§ Task item: Strip the pictures and reproduce the rest of the listing exactly.

**** Exercise input ****

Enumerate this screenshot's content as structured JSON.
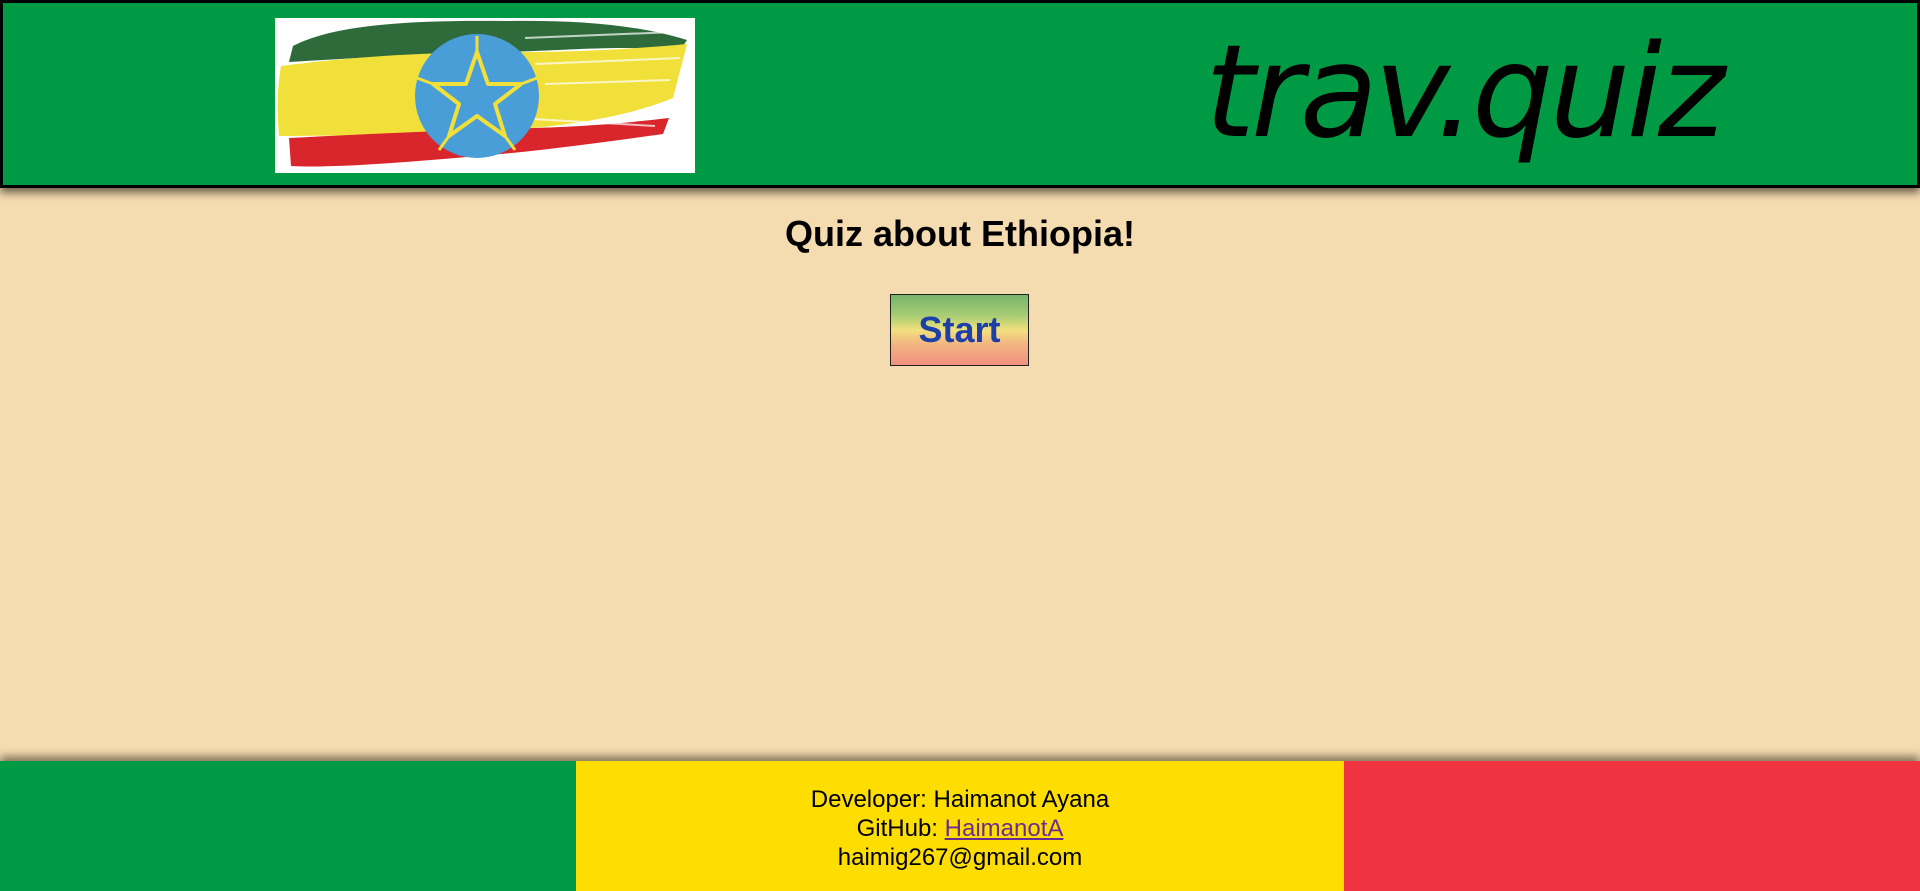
{
  "header": {
    "site_title": "trav.quiz",
    "logo_icon": "ethiopia-flag-brush-icon",
    "colors": {
      "background": "#009a44",
      "border": "#000000"
    }
  },
  "main": {
    "heading": "Quiz about Ethiopia!",
    "start_label": "Start",
    "colors": {
      "background": "#f5dcb0",
      "button_text": "#1d3fa8"
    }
  },
  "footer": {
    "developer_prefix": "Developer:",
    "developer_name": "Haimanot Ayana",
    "github_prefix": "GitHub:",
    "github_link_text": "HaimanotA",
    "email": "haimig267@gmail.com",
    "colors": {
      "left": "#009a44",
      "center": "#fedd00",
      "right": "#ef3340"
    }
  }
}
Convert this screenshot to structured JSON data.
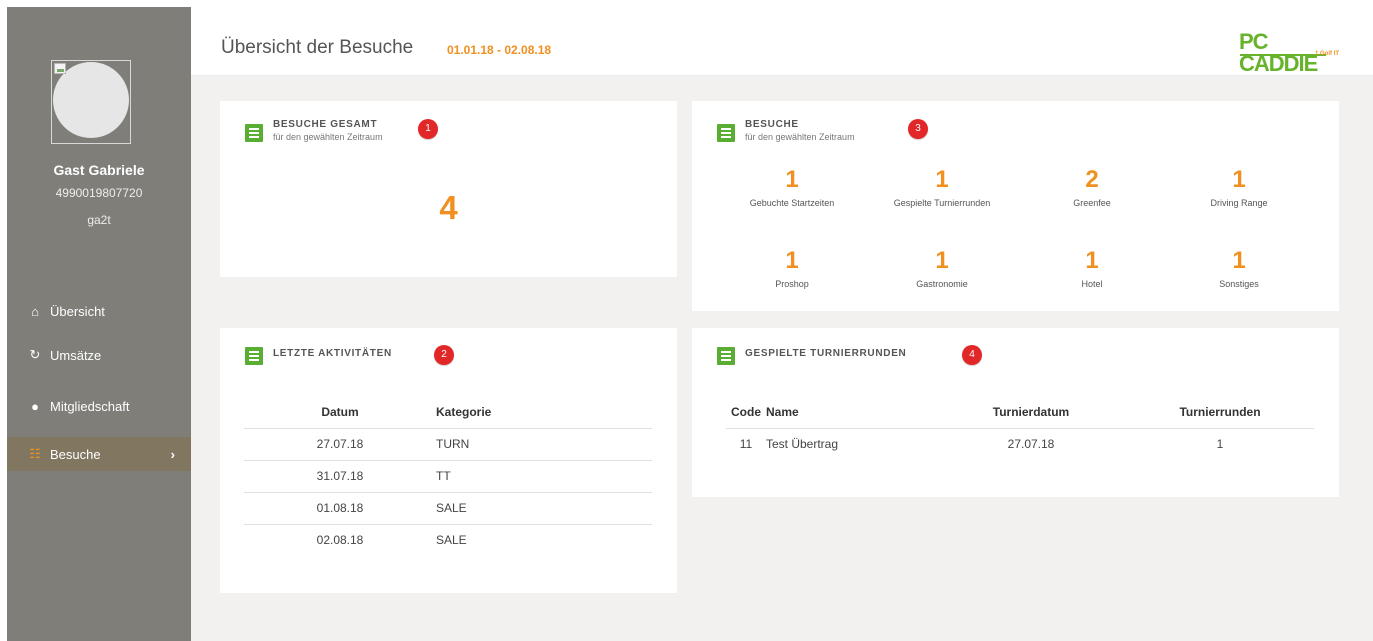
{
  "profile": {
    "name": "Gast Gabriele",
    "member_id": "4990019807720",
    "username": "ga2t"
  },
  "navigation": [
    {
      "label": "Übersicht",
      "icon": "home-icon"
    },
    {
      "label": "Umsätze",
      "icon": "refresh-icon"
    },
    {
      "label": "Mitgliedschaft",
      "icon": "user-icon"
    },
    {
      "label": "Besuche",
      "icon": "list-icon",
      "active": true
    }
  ],
  "header": {
    "title": "Übersicht der Besuche",
    "date_range": "01.01.18 - 02.08.18",
    "brand": "PC CADDIE",
    "brand_tagline": "1 Golf IT"
  },
  "colors": {
    "accent_orange": "#ef9020",
    "sidebar": "#7f7e79",
    "icon_green": "#58ad32",
    "badge_red": "#e12727"
  },
  "cards": {
    "total": {
      "title": "BESUCHE GESAMT",
      "subtitle": "für den gewählten Zeitraum",
      "badge": "1",
      "value": "4"
    },
    "visits": {
      "title": "BESUCHE",
      "subtitle": "für den gewählten Zeitraum",
      "badge": "3",
      "stats": [
        {
          "value": "1",
          "label": "Gebuchte Startzeiten"
        },
        {
          "value": "1",
          "label": "Gespielte Turnierrunden"
        },
        {
          "value": "2",
          "label": "Greenfee"
        },
        {
          "value": "1",
          "label": "Driving Range"
        },
        {
          "value": "1",
          "label": "Proshop"
        },
        {
          "value": "1",
          "label": "Gastronomie"
        },
        {
          "value": "1",
          "label": "Hotel"
        },
        {
          "value": "1",
          "label": "Sonstiges"
        }
      ]
    },
    "activities": {
      "title": "LETZTE AKTIVITÄTEN",
      "badge": "2",
      "columns": [
        "Datum",
        "Kategorie"
      ],
      "rows": [
        [
          "27.07.18",
          "TURN"
        ],
        [
          "31.07.18",
          "TT"
        ],
        [
          "01.08.18",
          "SALE"
        ],
        [
          "02.08.18",
          "SALE"
        ]
      ]
    },
    "tournaments": {
      "title": "GESPIELTE TURNIERRUNDEN",
      "badge": "4",
      "columns": [
        "Code",
        "Name",
        "Turnierdatum",
        "Turnierrunden"
      ],
      "rows": [
        [
          "11",
          "Test Übertrag",
          "27.07.18",
          "1"
        ]
      ]
    }
  }
}
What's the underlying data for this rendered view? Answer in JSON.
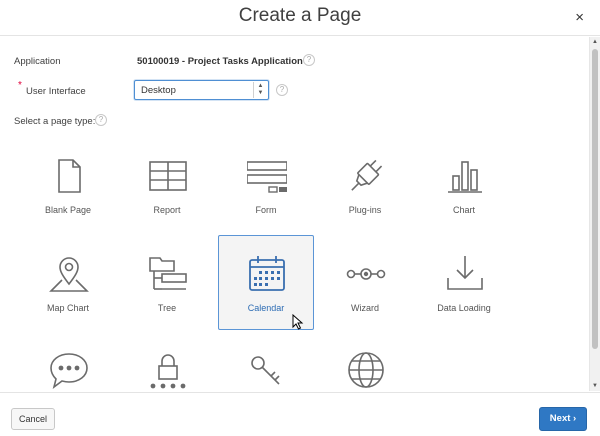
{
  "dialog": {
    "title": "Create a Page",
    "close_icon": "×"
  },
  "form": {
    "application_label": "Application",
    "application_value": "50100019 - Project Tasks Application",
    "ui_label": "User Interface",
    "ui_required_marker": "*",
    "ui_value": "Desktop",
    "page_type_label": "Select a page type:",
    "help_glyph": "?"
  },
  "page_types": [
    {
      "label": "Blank Page",
      "icon": "blank-page-icon"
    },
    {
      "label": "Report",
      "icon": "report-icon"
    },
    {
      "label": "Form",
      "icon": "form-icon"
    },
    {
      "label": "Plug-ins",
      "icon": "plug-icon"
    },
    {
      "label": "Chart",
      "icon": "chart-icon"
    },
    {
      "label": "Map Chart",
      "icon": "map-pin-icon"
    },
    {
      "label": "Tree",
      "icon": "tree-icon"
    },
    {
      "label": "Calendar",
      "icon": "calendar-icon",
      "selected": true
    },
    {
      "label": "Wizard",
      "icon": "wizard-icon"
    },
    {
      "label": "Data Loading",
      "icon": "data-loading-icon"
    },
    {
      "label": "",
      "icon": "chat-bubble-icon"
    },
    {
      "label": "",
      "icon": "lock-icon"
    },
    {
      "label": "",
      "icon": "key-icon"
    },
    {
      "label": "",
      "icon": "globe-icon"
    }
  ],
  "footer": {
    "cancel_label": "Cancel",
    "next_label": "Next",
    "next_chevron": "›"
  },
  "colors": {
    "accent": "#2f78c4",
    "selected_border": "#5b95d6",
    "icon_gray": "#6b6b6b",
    "required": "#e0003a"
  }
}
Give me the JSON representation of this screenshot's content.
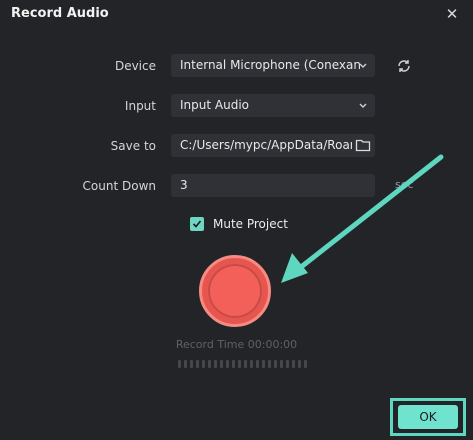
{
  "window": {
    "title": "Record Audio",
    "close_glyph": "✕"
  },
  "form": {
    "device": {
      "label": "Device",
      "value": "Internal Microphone (Conexant ISS"
    },
    "input": {
      "label": "Input",
      "value": "Input Audio"
    },
    "save_to": {
      "label": "Save to",
      "value": "C:/Users/mypc/AppData/Roan"
    },
    "count_down": {
      "label": "Count Down",
      "value": "3",
      "unit": "sec"
    },
    "mute_project": {
      "label": "Mute Project",
      "checked": true
    }
  },
  "recorder": {
    "record_time_label": "Record Time 00:00:00"
  },
  "footer": {
    "ok_label": "OK"
  },
  "colors": {
    "background": "#232428",
    "accent": "#6fe3cd",
    "record": "#f3605a",
    "annotation_arrow": "#5fd6bf"
  },
  "icons": {
    "close": "close-icon",
    "refresh": "refresh-icon",
    "chevron": "chevron-down-icon",
    "folder": "folder-icon",
    "check": "check-icon",
    "record": "record-icon",
    "arrow": "annotation-arrow-icon"
  }
}
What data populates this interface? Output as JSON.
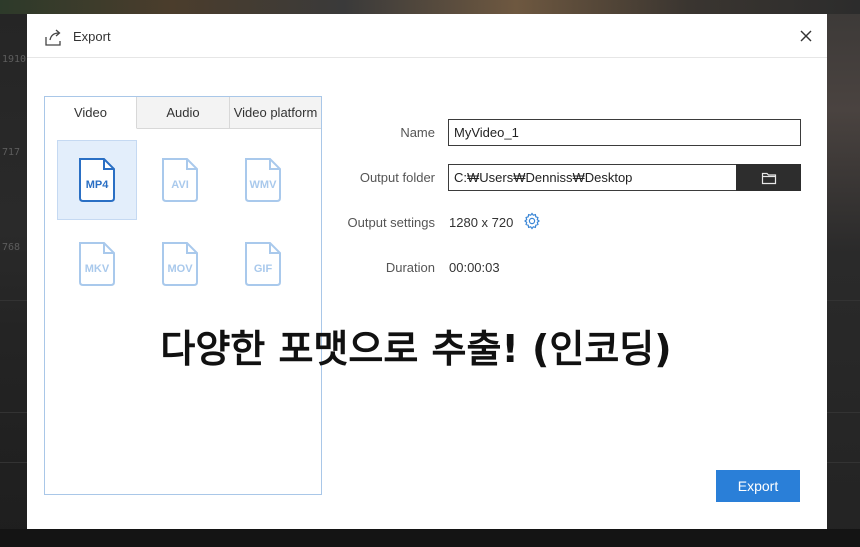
{
  "dialog": {
    "title": "Export",
    "close_icon": "close-icon",
    "export_icon": "export-icon"
  },
  "format_tabs": [
    {
      "label": "Video",
      "active": true
    },
    {
      "label": "Audio",
      "active": false
    },
    {
      "label": "Video platform",
      "active": false
    }
  ],
  "formats": [
    {
      "label": "MP4",
      "selected": true
    },
    {
      "label": "AVI",
      "selected": false
    },
    {
      "label": "WMV",
      "selected": false
    },
    {
      "label": "MKV",
      "selected": false
    },
    {
      "label": "MOV",
      "selected": false
    },
    {
      "label": "GIF",
      "selected": false
    }
  ],
  "form": {
    "name_label": "Name",
    "name_value": "MyVideo_1",
    "folder_label": "Output folder",
    "folder_value": "C:₩Users₩Denniss₩Desktop",
    "settings_label": "Output settings",
    "settings_value": "1280 x 720",
    "duration_label": "Duration",
    "duration_value": "00:00:03"
  },
  "export_button": "Export",
  "caption": "다양한 포맷으로 추출! (인코딩)",
  "background": {
    "left_numbers": [
      "1910",
      "717",
      "768"
    ]
  },
  "colors": {
    "accent": "#2a7fd8",
    "selected_bg": "#e3eefb",
    "icon_active": "#2a6fc4",
    "icon_inactive": "#a9c9ec"
  }
}
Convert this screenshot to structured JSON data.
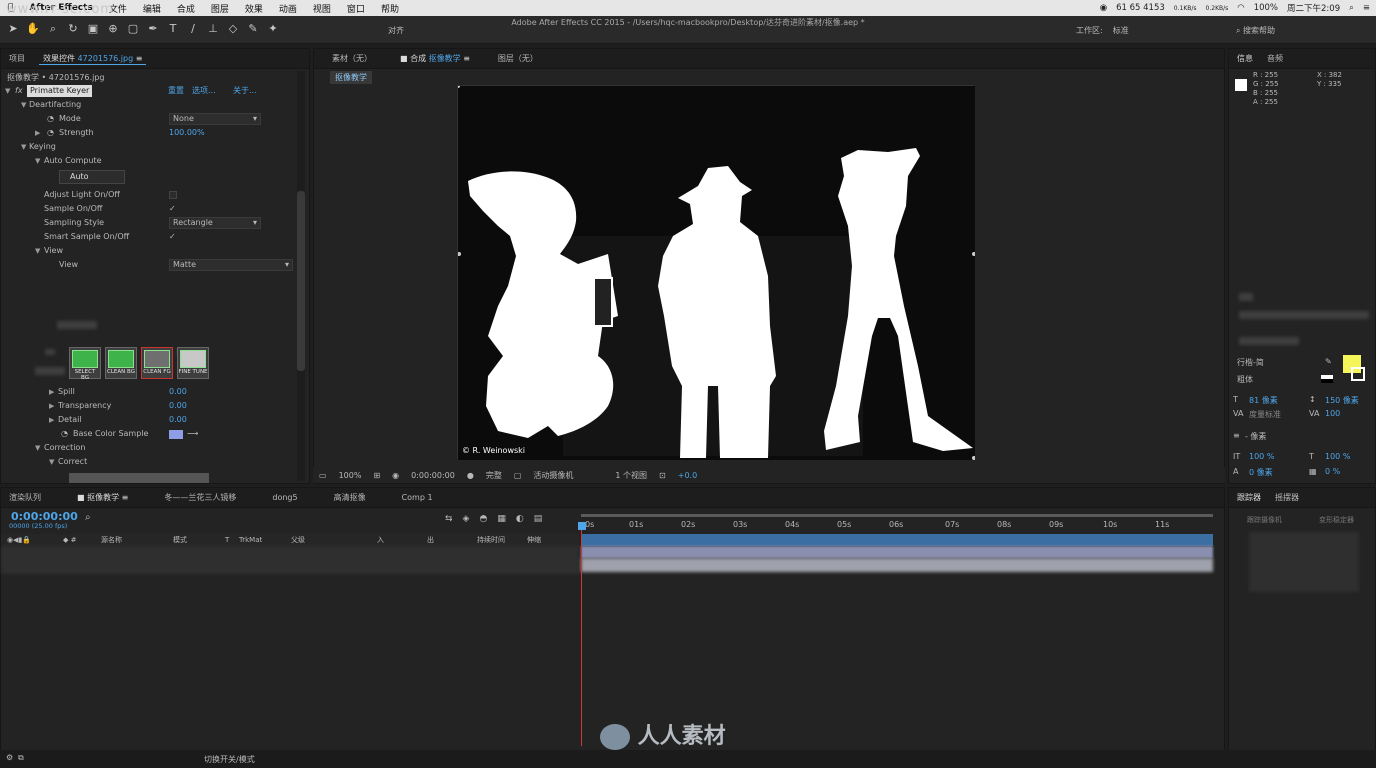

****

§ Output of the exercise:
Enumerate this screenshot's content as structured JSON.
{
  "header": {
    "site_title": "trav.quiz",
    "logo_icon": "ethiopia-flag-brush-icon",
    "colors": {
      "background": "#009a44",
      "border": "#000000"
    }
  },
  "main": {
    "heading": "Quiz about Ethiopia!",
    "start_label": "Start",
    "colors": {
      "background": "#f5dcb0",
      "button_text": "#1d3fa8"
    }
  },
  "footer": {
    "developer_prefix": "Developer:",
    "developer_name": "Haimanot Ayana",
    "github_prefix": "GitHub:",
    "github_link_text": "HaimanotA",
    "email": "haimig267@gmail.com",
    "colors": {
      "left": "#009a44",
      "center": "#fedd00",
      "right": "#ef3340"
    }
  }
}
Convert this screenshot to structured JSON data.
{
  "profile": {
    "name": "Gast Gabriele",
    "member_id": "4990019807720",
    "username": "ga2t"
  },
  "navigation": [
    {
      "label": "Übersicht",
      "icon": "home-icon"
    },
    {
      "label": "Umsätze",
      "icon": "refresh-icon"
    },
    {
      "label": "Mitgliedschaft",
      "icon": "user-icon"
    },
    {
      "label": "Besuche",
      "icon": "list-icon",
      "active": true
    }
  ],
  "header": {
    "title": "Übersicht der Besuche",
    "date_range": "01.01.18 - 02.08.18",
    "brand": "PC CADDIE",
    "brand_tagline": "1 Golf IT"
  },
  "colors": {
    "accent_orange": "#ef9020",
    "sidebar": "#7f7e79",
    "icon_green": "#58ad32",
    "badge_red": "#e12727"
  },
  "cards": {
    "total": {
      "title": "BESUCHE GESAMT",
      "subtitle": "für den gewählten Zeitraum",
      "badge": "1",
      "value": "4"
    },
    "visits": {
      "title": "BESUCHE",
      "subtitle": "für den gewählten Zeitraum",
      "badge": "3",
      "stats": [
        {
          "value": "1",
          "label": "Gebuchte Startzeiten"
        },
        {
          "value": "1",
          "label": "Gespielte Turnierrunden"
        },
        {
          "value": "2",
          "label": "Greenfee"
        },
        {
          "value": "1",
          "label": "Driving Range"
        },
        {
          "value": "1",
          "label": "Proshop"
        },
        {
          "value": "1",
          "label": "Gastronomie"
        },
        {
          "value": "1",
          "label": "Hotel"
        },
        {
          "value": "1",
          "label": "Sonstiges"
        }
      ]
    },
    "activities": {
      "title": "LETZTE AKTIVITÄTEN",
      "badge": "2",
      "columns": [
        "Datum",
        "Kategorie"
      ],
      "rows": [
        [
          "27.07.18",
          "TURN"
        ],
        [
          "31.07.18",
          "TT"
        ],
        [
          "01.08.18",
          "SALE"
        ],
        [
          "02.08.18",
          "SALE"
        ]
      ]
    },
    "tournaments": {
      "title": "GESPIELTE TURNIERRUNDEN",
      "badge": "4",
      "columns": [
        "Code",
        "Name",
        "Turnierdatum",
        "Turnierrunden"
      ],
      "rows": [
        [
          "11",
          "Test Übertrag",
          "27.07.18",
          "1"
        ]
      ]
    }
  }
}
What's the underlying data for this rendered view? Answer in JSON.
{
  "dialog": {
    "title": "Create a Page",
    "close_icon": "×"
  },
  "form": {
    "application_label": "Application",
    "application_value": "50100019 - Project Tasks Application",
    "ui_label": "User Interface",
    "ui_required_marker": "*",
    "ui_value": "Desktop",
    "page_type_label": "Select a page type:",
    "help_glyph": "?"
  },
  "page_types": [
    {
      "label": "Blank Page",
      "icon": "blank-page-icon"
    },
    {
      "label": "Report",
      "icon": "report-icon"
    },
    {
      "label": "Form",
      "icon": "form-icon"
    },
    {
      "label": "Plug-ins",
      "icon": "plug-icon"
    },
    {
      "label": "Chart",
      "icon": "chart-icon"
    },
    {
      "label": "Map Chart",
      "icon": "map-pin-icon"
    },
    {
      "label": "Tree",
      "icon": "tree-icon"
    },
    {
      "label": "Calendar",
      "icon": "calendar-icon",
      "selected": true
    },
    {
      "label": "Wizard",
      "icon": "wizard-icon"
    },
    {
      "label": "Data Loading",
      "icon": "data-loading-icon"
    },
    {
      "label": "",
      "icon": "chat-bubble-icon"
    },
    {
      "label": "",
      "icon": "lock-icon"
    },
    {
      "label": "",
      "icon": "key-icon"
    },
    {
      "label": "",
      "icon": "globe-icon"
    }
  ],
  "footer": {
    "cancel_label": "Cancel",
    "next_label": "Next",
    "next_chevron": "›"
  },
  "colors": {
    "accent": "#2f78c4",
    "selected_border": "#5b95d6",
    "icon_gray": "#6b6b6b",
    "required": "#e0003a"
  }
}
Give me the JSON representation of this screenshot's content.
{
  "window": {
    "title": "Record Audio",
    "close_glyph": "✕"
  },
  "form": {
    "device": {
      "label": "Device",
      "value": "Internal Microphone (Conexant ISS"
    },
    "input": {
      "label": "Input",
      "value": "Input Audio"
    },
    "save_to": {
      "label": "Save to",
      "value": "C:/Users/mypc/AppData/Roan"
    },
    "count_down": {
      "label": "Count Down",
      "value": "3",
      "unit": "sec"
    },
    "mute_project": {
      "label": "Mute Project",
      "checked": true
    }
  },
  "recorder": {
    "record_time_label": "Record Time 00:00:00"
  },
  "footer": {
    "ok_label": "OK"
  },
  "colors": {
    "background": "#232428",
    "accent": "#6fe3cd",
    "record": "#f3605a",
    "annotation_arrow": "#5fd6bf"
  },
  "icons": {
    "close": "close-icon",
    "refresh": "refresh-icon",
    "chevron": "chevron-down-icon",
    "folder": "folder-icon",
    "check": "check-icon",
    "record": "record-icon",
    "arrow": "annotation-arrow-icon"
  }
}
What data populates this interface? Output as JSON.
{
  "dialog": {
    "title": "Export",
    "close_icon": "close-icon",
    "export_icon": "export-icon"
  },
  "format_tabs": [
    {
      "label": "Video",
      "active": true
    },
    {
      "label": "Audio",
      "active": false
    },
    {
      "label": "Video platform",
      "active": false
    }
  ],
  "formats": [
    {
      "label": "MP4",
      "selected": true
    },
    {
      "label": "AVI",
      "selected": false
    },
    {
      "label": "WMV",
      "selected": false
    },
    {
      "label": "MKV",
      "selected": false
    },
    {
      "label": "MOV",
      "selected": false
    },
    {
      "label": "GIF",
      "selected": false
    }
  ],
  "form": {
    "name_label": "Name",
    "name_value": "MyVideo_1",
    "folder_label": "Output folder",
    "folder_value": "C:₩Users₩Denniss₩Desktop",
    "settings_label": "Output settings",
    "settings_value": "1280 x 720",
    "duration_label": "Duration",
    "duration_value": "00:00:03"
  },
  "export_button": "Export",
  "caption": "다양한 포맷으로 추출! (인코딩)",
  "background": {
    "left_numbers": [
      "1910",
      "717",
      "768"
    ]
  },
  "colors": {
    "accent": "#2a7fd8",
    "selected_bg": "#e3eefb",
    "icon_active": "#2a6fc4",
    "icon_inactive": "#a9c9ec"
  }
}
Convert this screenshot to structured JSON data.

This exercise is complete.